■ **Task brief**
Lift out each line of the data that holds "this".

■ **Data**
***

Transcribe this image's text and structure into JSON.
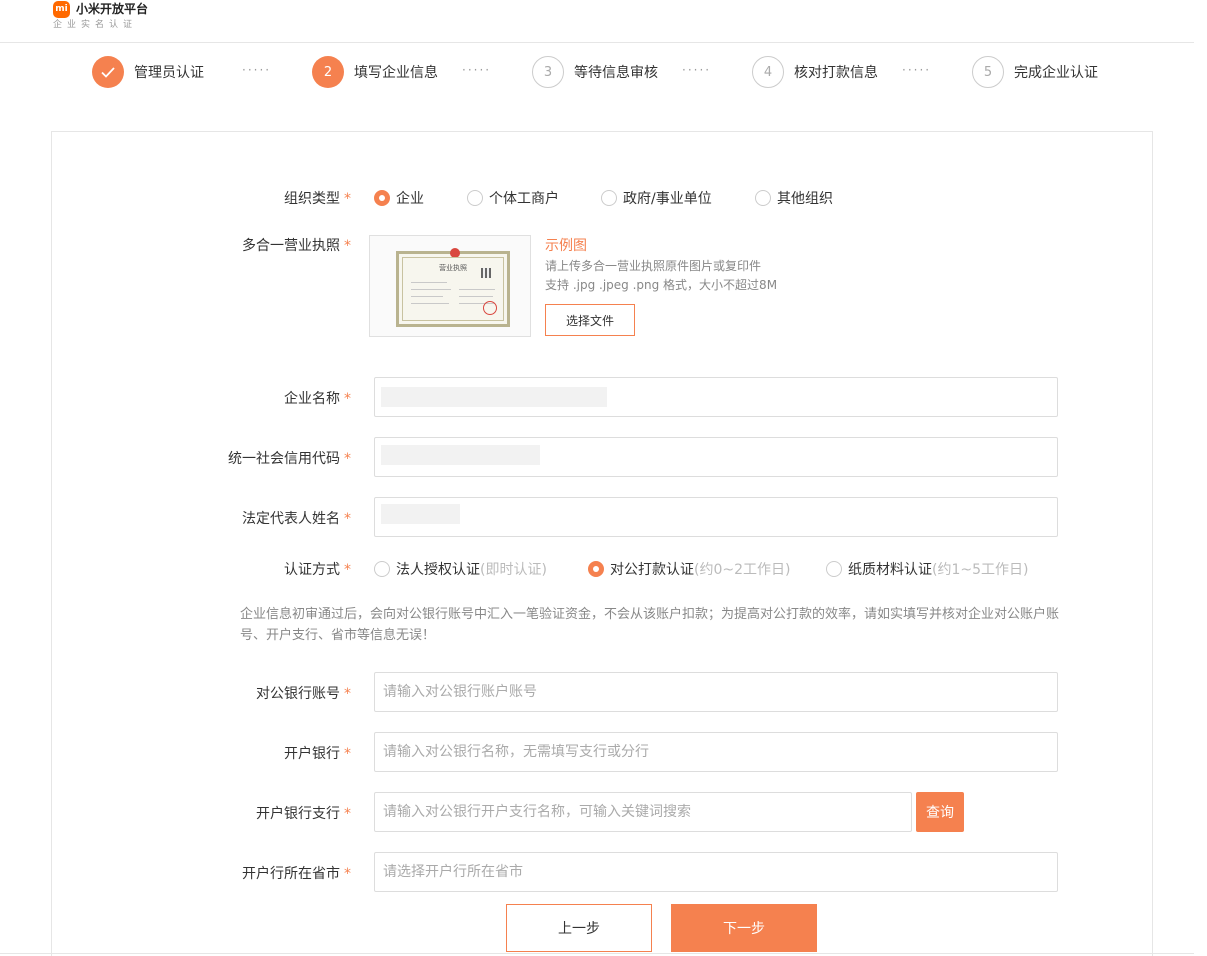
{
  "header": {
    "logo_text": "mi",
    "brand_name": "小米开放平台",
    "brand_sub": "企业实名认证"
  },
  "steps": [
    {
      "index": "1",
      "label": "管理员认证",
      "state": "done"
    },
    {
      "index": "2",
      "label": "填写企业信息",
      "state": "active"
    },
    {
      "index": "3",
      "label": "等待信息审核",
      "state": "pending"
    },
    {
      "index": "4",
      "label": "核对打款信息",
      "state": "pending"
    },
    {
      "index": "5",
      "label": "完成企业认证",
      "state": "pending"
    }
  ],
  "step_separator": "·····",
  "form": {
    "required_mark": "*",
    "org_type": {
      "label": "组织类型",
      "options": [
        "企业",
        "个体工商户",
        "政府/事业单位",
        "其他组织"
      ],
      "selected": "企业"
    },
    "license": {
      "label": "多合一营业执照",
      "sample_title": "示例图",
      "desc_line1": "请上传多合一营业执照原件图片或复印件",
      "desc_line2": "支持 .jpg .jpeg .png 格式，大小不超过8M",
      "button_label": "选择文件",
      "cert_title": "营业执照"
    },
    "company_name": {
      "label": "企业名称",
      "value": ""
    },
    "credit_code": {
      "label": "统一社会信用代码",
      "value": ""
    },
    "legal_rep": {
      "label": "法定代表人姓名",
      "value": ""
    },
    "auth_method": {
      "label": "认证方式",
      "options": [
        {
          "text": "法人授权认证",
          "hint": "(即时认证)",
          "checked": false
        },
        {
          "text": "对公打款认证",
          "hint": "(约0~2工作日)",
          "checked": true
        },
        {
          "text": "纸质材料认证",
          "hint": "(约1~5工作日)",
          "checked": false
        }
      ]
    },
    "notice": "企业信息初审通过后，会向对公银行账号中汇入一笔验证资金，不会从该账户扣款；为提高对公打款的效率，请如实填写并核对企业对公账户账号、开户支行、省市等信息无误！",
    "bank_account": {
      "label": "对公银行账号",
      "placeholder": "请输入对公银行账户账号"
    },
    "bank_name": {
      "label": "开户银行",
      "placeholder": "请输入对公银行名称，无需填写支行或分行"
    },
    "bank_branch": {
      "label": "开户银行支行",
      "placeholder": "请输入对公银行开户支行名称，可输入关键词搜索",
      "query_label": "查询"
    },
    "bank_city": {
      "label": "开户行所在省市",
      "placeholder": "请选择开户行所在省市"
    },
    "prev_label": "上一步",
    "next_label": "下一步"
  },
  "colors": {
    "accent": "#f5814f",
    "brand": "#ff6900"
  }
}
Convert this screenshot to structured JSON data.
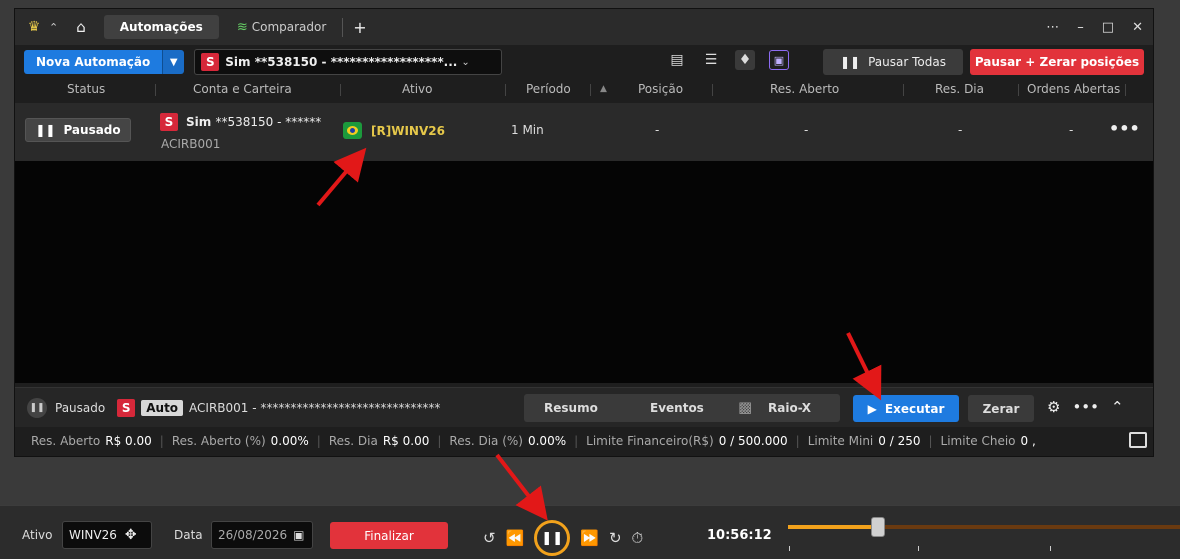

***

■ **Response to the task**
Transcribe this image's text and structure into JSON.
Convert this screenshot to structured JSON data.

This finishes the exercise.